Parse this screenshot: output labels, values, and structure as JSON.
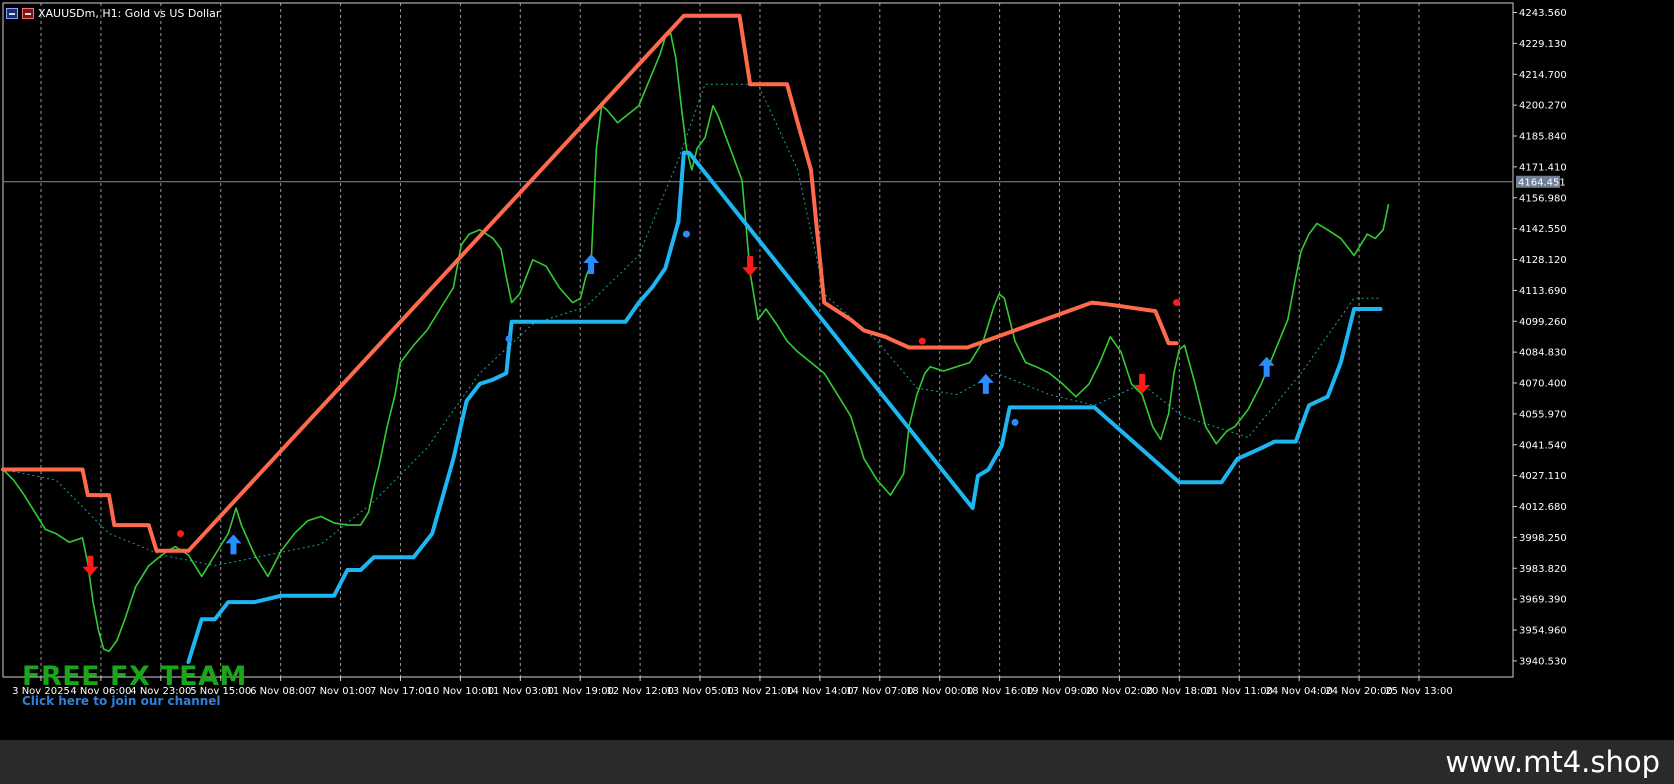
{
  "header": {
    "symbol_title": "XAUUSDm, H1:  Gold vs US Dollar"
  },
  "brand": {
    "title": "FREE FX TEAM",
    "link": "Click here to join our channel"
  },
  "footer": {
    "site": "www.mt4.shop"
  },
  "colors": {
    "background": "#000000",
    "grid": "#d8d8d8",
    "price": "#33cc33",
    "upper_band": "#ff6a4d",
    "lower_band": "#1fb5f0",
    "mid_line": "#1fa0a0",
    "buy_arrow": "#2a8cff",
    "sell_arrow": "#ff1a1a",
    "current_price_line": "#7a8ea8",
    "footer_bg": "#2a2a2a"
  },
  "chart_data": {
    "type": "line",
    "title": "XAUUSDm, H1:  Gold vs US Dollar",
    "current_price": "4164.451",
    "ylim": [
      3933.0,
      4248.0
    ],
    "y_ticks": [
      "4243.560",
      "4229.130",
      "4214.700",
      "4200.270",
      "4185.840",
      "4171.410",
      "4156.980",
      "4142.550",
      "4128.120",
      "4113.690",
      "4099.260",
      "4084.830",
      "4070.400",
      "4055.970",
      "4041.540",
      "4027.110",
      "4012.680",
      "3998.250",
      "3983.820",
      "3969.390",
      "3954.960",
      "3940.530"
    ],
    "x_labels": [
      "3 Nov 2025",
      "4 Nov 06:00",
      "4 Nov 23:00",
      "5 Nov 15:00",
      "6 Nov 08:00",
      "7 Nov 01:00",
      "7 Nov 17:00",
      "10 Nov 10:00",
      "11 Nov 03:00",
      "11 Nov 19:00",
      "12 Nov 12:00",
      "13 Nov 05:00",
      "13 Nov 21:00",
      "14 Nov 14:00",
      "17 Nov 07:00",
      "18 Nov 00:00",
      "18 Nov 16:00",
      "19 Nov 09:00",
      "20 Nov 02:00",
      "20 Nov 18:00",
      "21 Nov 11:00",
      "24 Nov 04:00",
      "24 Nov 20:00",
      "25 Nov 13:00"
    ],
    "x_range": [
      0,
      570
    ],
    "price": [
      [
        0,
        4030
      ],
      [
        4,
        4025
      ],
      [
        8,
        4018
      ],
      [
        12,
        4010
      ],
      [
        16,
        4002
      ],
      [
        20,
        4000
      ],
      [
        25,
        3996
      ],
      [
        30,
        3998
      ],
      [
        32,
        3986
      ],
      [
        34,
        3968
      ],
      [
        36,
        3955
      ],
      [
        38,
        3946
      ],
      [
        40,
        3945
      ],
      [
        43,
        3950
      ],
      [
        46,
        3960
      ],
      [
        50,
        3975
      ],
      [
        55,
        3985
      ],
      [
        60,
        3990
      ],
      [
        65,
        3994
      ],
      [
        70,
        3990
      ],
      [
        75,
        3980
      ],
      [
        80,
        3990
      ],
      [
        85,
        4000
      ],
      [
        88,
        4012
      ],
      [
        90,
        4004
      ],
      [
        95,
        3990
      ],
      [
        100,
        3980
      ],
      [
        105,
        3992
      ],
      [
        110,
        4000
      ],
      [
        115,
        4006
      ],
      [
        120,
        4008
      ],
      [
        125,
        4005
      ],
      [
        130,
        4004
      ],
      [
        135,
        4004
      ],
      [
        138,
        4010
      ],
      [
        140,
        4022
      ],
      [
        142,
        4032
      ],
      [
        145,
        4050
      ],
      [
        148,
        4065
      ],
      [
        150,
        4080
      ],
      [
        155,
        4088
      ],
      [
        160,
        4095
      ],
      [
        165,
        4105
      ],
      [
        170,
        4115
      ],
      [
        173,
        4135
      ],
      [
        176,
        4140
      ],
      [
        180,
        4142
      ],
      [
        185,
        4138
      ],
      [
        188,
        4133
      ],
      [
        190,
        4120
      ],
      [
        192,
        4108
      ],
      [
        195,
        4112
      ],
      [
        200,
        4128
      ],
      [
        205,
        4125
      ],
      [
        210,
        4115
      ],
      [
        215,
        4108
      ],
      [
        218,
        4110
      ],
      [
        220,
        4120
      ],
      [
        222,
        4126
      ],
      [
        224,
        4180
      ],
      [
        226,
        4200
      ],
      [
        228,
        4198
      ],
      [
        232,
        4192
      ],
      [
        236,
        4196
      ],
      [
        240,
        4200
      ],
      [
        244,
        4212
      ],
      [
        248,
        4224
      ],
      [
        250,
        4232
      ],
      [
        252,
        4234
      ],
      [
        254,
        4222
      ],
      [
        256,
        4200
      ],
      [
        258,
        4180
      ],
      [
        260,
        4170
      ],
      [
        262,
        4180
      ],
      [
        265,
        4185
      ],
      [
        268,
        4200
      ],
      [
        270,
        4195
      ],
      [
        273,
        4185
      ],
      [
        276,
        4175
      ],
      [
        279,
        4165
      ],
      [
        282,
        4122
      ],
      [
        285,
        4100
      ],
      [
        288,
        4105
      ],
      [
        292,
        4098
      ],
      [
        296,
        4090
      ],
      [
        300,
        4085
      ],
      [
        305,
        4080
      ],
      [
        310,
        4075
      ],
      [
        315,
        4065
      ],
      [
        320,
        4055
      ],
      [
        325,
        4035
      ],
      [
        330,
        4025
      ],
      [
        335,
        4018
      ],
      [
        340,
        4028
      ],
      [
        342,
        4050
      ],
      [
        345,
        4065
      ],
      [
        348,
        4075
      ],
      [
        350,
        4078
      ],
      [
        355,
        4076
      ],
      [
        360,
        4078
      ],
      [
        365,
        4080
      ],
      [
        370,
        4090
      ],
      [
        374,
        4106
      ],
      [
        376,
        4112
      ],
      [
        378,
        4110
      ],
      [
        382,
        4090
      ],
      [
        386,
        4080
      ],
      [
        390,
        4078
      ],
      [
        395,
        4075
      ],
      [
        400,
        4070
      ],
      [
        405,
        4064
      ],
      [
        410,
        4070
      ],
      [
        414,
        4080
      ],
      [
        418,
        4092
      ],
      [
        422,
        4085
      ],
      [
        426,
        4070
      ],
      [
        430,
        4065
      ],
      [
        434,
        4050
      ],
      [
        437,
        4044
      ],
      [
        440,
        4056
      ],
      [
        442,
        4075
      ],
      [
        444,
        4086
      ],
      [
        446,
        4088
      ],
      [
        450,
        4070
      ],
      [
        454,
        4050
      ],
      [
        458,
        4042
      ],
      [
        462,
        4048
      ],
      [
        465,
        4050
      ],
      [
        470,
        4058
      ],
      [
        475,
        4070
      ],
      [
        480,
        4085
      ],
      [
        485,
        4100
      ],
      [
        488,
        4120
      ],
      [
        490,
        4132
      ],
      [
        493,
        4140
      ],
      [
        496,
        4145
      ],
      [
        500,
        4142
      ],
      [
        505,
        4138
      ],
      [
        510,
        4130
      ],
      [
        515,
        4140
      ],
      [
        518,
        4138
      ],
      [
        521,
        4142
      ],
      [
        523,
        4154
      ]
    ],
    "upper_band": [
      [
        0,
        4030
      ],
      [
        30,
        4030
      ],
      [
        32,
        4018
      ],
      [
        40,
        4018
      ],
      [
        42,
        4004
      ],
      [
        55,
        4004
      ],
      [
        58,
        3992
      ],
      [
        70,
        3992
      ],
      [
        257,
        4242
      ],
      [
        278,
        4242
      ],
      [
        282,
        4210
      ],
      [
        296,
        4210
      ],
      [
        300,
        4192
      ],
      [
        305,
        4170
      ],
      [
        310,
        4108
      ],
      [
        320,
        4100
      ],
      [
        325,
        4095
      ],
      [
        333,
        4092
      ],
      [
        342,
        4087
      ],
      [
        364,
        4087
      ],
      [
        411,
        4108
      ],
      [
        418,
        4107
      ],
      [
        435,
        4104
      ],
      [
        440,
        4089
      ],
      [
        443,
        4089
      ]
    ],
    "lower_band": [
      [
        70,
        3940
      ],
      [
        75,
        3960
      ],
      [
        80,
        3960
      ],
      [
        85,
        3968
      ],
      [
        95,
        3968
      ],
      [
        105,
        3971
      ],
      [
        125,
        3971
      ],
      [
        130,
        3983
      ],
      [
        135,
        3983
      ],
      [
        140,
        3989
      ],
      [
        155,
        3989
      ],
      [
        162,
        4000
      ],
      [
        170,
        4035
      ],
      [
        175,
        4062
      ],
      [
        180,
        4070
      ],
      [
        185,
        4072
      ],
      [
        190,
        4075
      ],
      [
        192,
        4099
      ],
      [
        225,
        4099
      ],
      [
        235,
        4099
      ],
      [
        240,
        4108
      ],
      [
        245,
        4115
      ],
      [
        250,
        4124
      ],
      [
        255,
        4146
      ],
      [
        257,
        4178
      ],
      [
        259,
        4178
      ],
      [
        366,
        4012
      ],
      [
        368,
        4027
      ],
      [
        372,
        4030
      ],
      [
        377,
        4041
      ],
      [
        380,
        4059
      ],
      [
        395,
        4059
      ],
      [
        412,
        4059
      ],
      [
        444,
        4024
      ],
      [
        460,
        4024
      ],
      [
        466,
        4035
      ],
      [
        475,
        4040
      ],
      [
        480,
        4043
      ],
      [
        488,
        4043
      ],
      [
        493,
        4060
      ],
      [
        500,
        4064
      ],
      [
        505,
        4080
      ],
      [
        510,
        4105
      ],
      [
        520,
        4105
      ]
    ],
    "mid_line": [
      [
        0,
        4030
      ],
      [
        20,
        4025
      ],
      [
        40,
        4000
      ],
      [
        60,
        3990
      ],
      [
        80,
        3985
      ],
      [
        100,
        3990
      ],
      [
        120,
        3995
      ],
      [
        140,
        4015
      ],
      [
        160,
        4040
      ],
      [
        180,
        4075
      ],
      [
        200,
        4098
      ],
      [
        220,
        4106
      ],
      [
        240,
        4130
      ],
      [
        255,
        4175
      ],
      [
        265,
        4210
      ],
      [
        285,
        4210
      ],
      [
        300,
        4170
      ],
      [
        310,
        4112
      ],
      [
        330,
        4090
      ],
      [
        345,
        4068
      ],
      [
        360,
        4065
      ],
      [
        375,
        4075
      ],
      [
        395,
        4065
      ],
      [
        412,
        4060
      ],
      [
        430,
        4070
      ],
      [
        445,
        4055
      ],
      [
        470,
        4045
      ],
      [
        490,
        4075
      ],
      [
        510,
        4110
      ],
      [
        520,
        4110
      ]
    ],
    "buy_arrows": [
      [
        87,
        3995
      ],
      [
        222,
        4126
      ],
      [
        371,
        4070
      ],
      [
        477,
        4078
      ]
    ],
    "sell_arrows": [
      [
        33,
        3985
      ],
      [
        282,
        4125
      ],
      [
        430,
        4070
      ]
    ],
    "buy_dots": [
      [
        191,
        4091
      ],
      [
        258,
        4140
      ],
      [
        382,
        4052
      ]
    ],
    "sell_dots": [
      [
        67,
        4000
      ],
      [
        347,
        4090
      ],
      [
        443,
        4108
      ]
    ],
    "legend": "none",
    "grid": "vertical-dashed"
  }
}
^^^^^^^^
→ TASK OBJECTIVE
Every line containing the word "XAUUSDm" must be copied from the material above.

→ WRITTEN RESPONSE
    "symbol_title": "XAUUSDm, H1:  Gold vs US Dollar"
    "title": "XAUUSDm, H1:  Gold vs US Dollar",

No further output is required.